Photochemical Sciences Ph.D. Dissertations


Photoreactivity and Enhanced Toughness and Stability in Polysaccharide-Based Materials Using Metal Ion Coordination

Date of Award


Document Type


Degree Name

Doctor of Philosophy (Ph.D.)


Photochemical Sciences

First Advisor

Alexis D. Ostrowski (Committee Chair)

Second Advisor

Xiangdong Xie (Other)

Third Advisor

Alexander Tarnovsky (Committee Member)

Fourth Advisor

Joseph C. Furgal (Committee Member)

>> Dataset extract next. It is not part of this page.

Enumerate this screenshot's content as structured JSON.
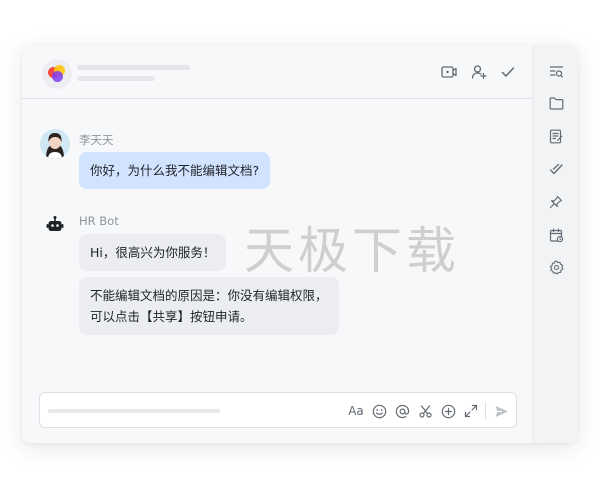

Nature provides a wide range of biopolymers that have been used over the years to create different materials with different properties. Among these biopolymers, we used polysaccharides to develop sustainable materials with unique properties. To enhance their properties, we tried recreating the hierarchal assemblies found in nature between soft organic and hard inorganic components. In other words, our approach was to use metal coordination to ligand groups present in the polysaccharides to make materials with unique mechanical properties and water stability. We also wanted to be able to use light to modify the properties of these materials or degrade them. We chose to work with Fe(III) and V(V) metal ions because these two metals ions showed photoreactivity with different ligands such as carboxylate-containing polyuronates such as alginate and pectin, and other polysaccharides such as chitosan and cellulose and small hydroxy acids such as tartaric acid. First, we studied the photoreactivity of V(V) with two polysaccharides, alginate and chitosan in aqueous solution. In both solutions, a decrease in viscosity was observed with light irradiation accompanied by a change in color from an initial yellow color to a blue color corresponding to the photochemical reduction of V(V) to V(IV) according to previous studies. Second, we made solid films from pectin and chitosan and improved their properties using V(V) ion coordination. V(V)-coordinated films showed increased strength and water stability compared to V(V)-free films. The photochemical reaction observed in solution was also observed in solid state. Finally, to further understand the photochemical reaction in solid state, we made films by blending two of the three polysaccharides, either pectin and chitosan or pectin and ᴋ-carrageenan with different Fe-species. We learned that rheological properties and photochemical properties can be tuned by changing the blend of polysaccharides or the metal species used to make the material.